Due to county, state, and nationwide shortages of inpatient beds, patients are often forced to wait many hours and days in the Emergency Department until a bed is available. “Holding” of behavioral health patients is a daily occurrence in Marian’s Emergency Department, as it is throughout Emergency Departments in our state. Patients with mental health needs receive a medical clearance first, and when it is determined that further inpatient mental health care is necessary, Marian’s staff arranges for a transfer out of our community to the closest and most appropriate inpatient mental health facility.
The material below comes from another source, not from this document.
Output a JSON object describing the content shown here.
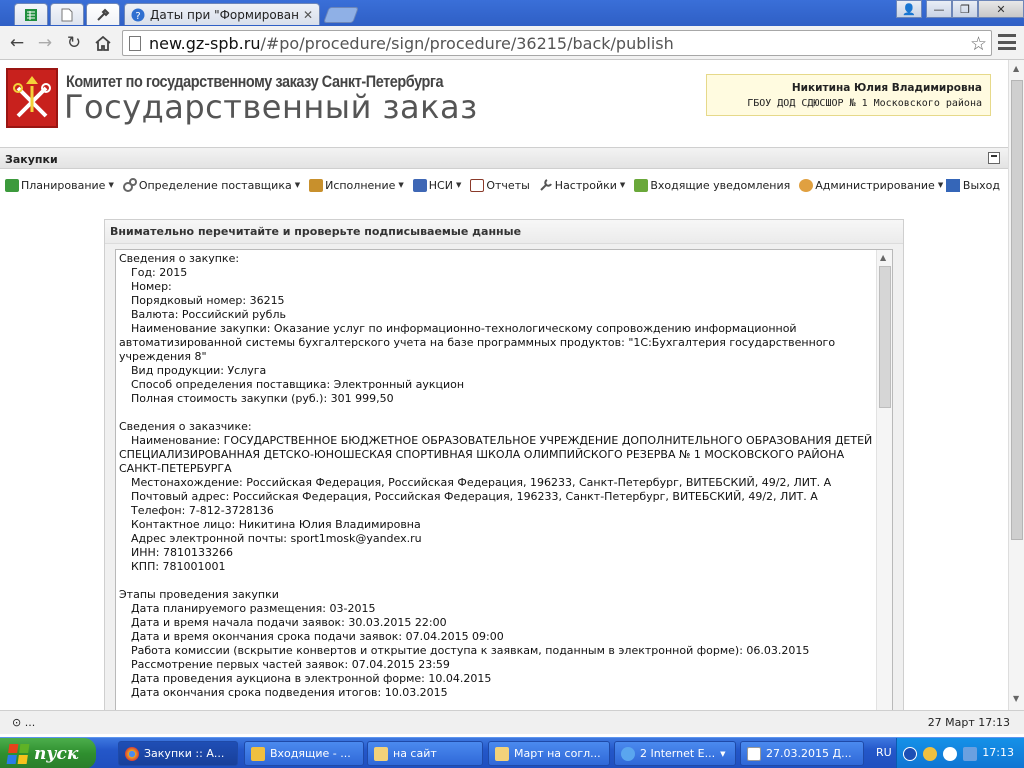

If and when a bed becomes available, these patients are transferred many miles out of their community to receive further care, often hundreds of miles away.

Implementing a hospital-run Behavioral Observation Unit in our community will provide a much-needed missing element of local care for patients in acute crisis. A Behavioral Observation Unit will work intensely for 16-20 hours with patients medically cleared by the Marian Emergency Department physicians in a safe, separate location outside of the Emergency Department. One of the many positive impacts a local Behavioral Observation Unit will have is keeping our patients local. A well-run Behavioral Observation Unit will reduce the impact of the inpatient bed shortage, as anywhere from 50-75% of patients treated in a Behavioral Observation Unit will not require transfer to an inpatient bed outside of our community.

Although providing behavioral health services is a new funding priority for Marian, mental health is not a new need. Every year, close to one in five people suffer from an acute psychiatric illness and would benefit from treatment. With mental health needs crossing all socio-economic boundaries and the increasing prevalence of mental health disorders affecting our youth, Marian Regional Medical Center is committed to raising vital dollars to support the development of a Behavioral Observation Unit and, ultimately, the development of inpatient mental health beds.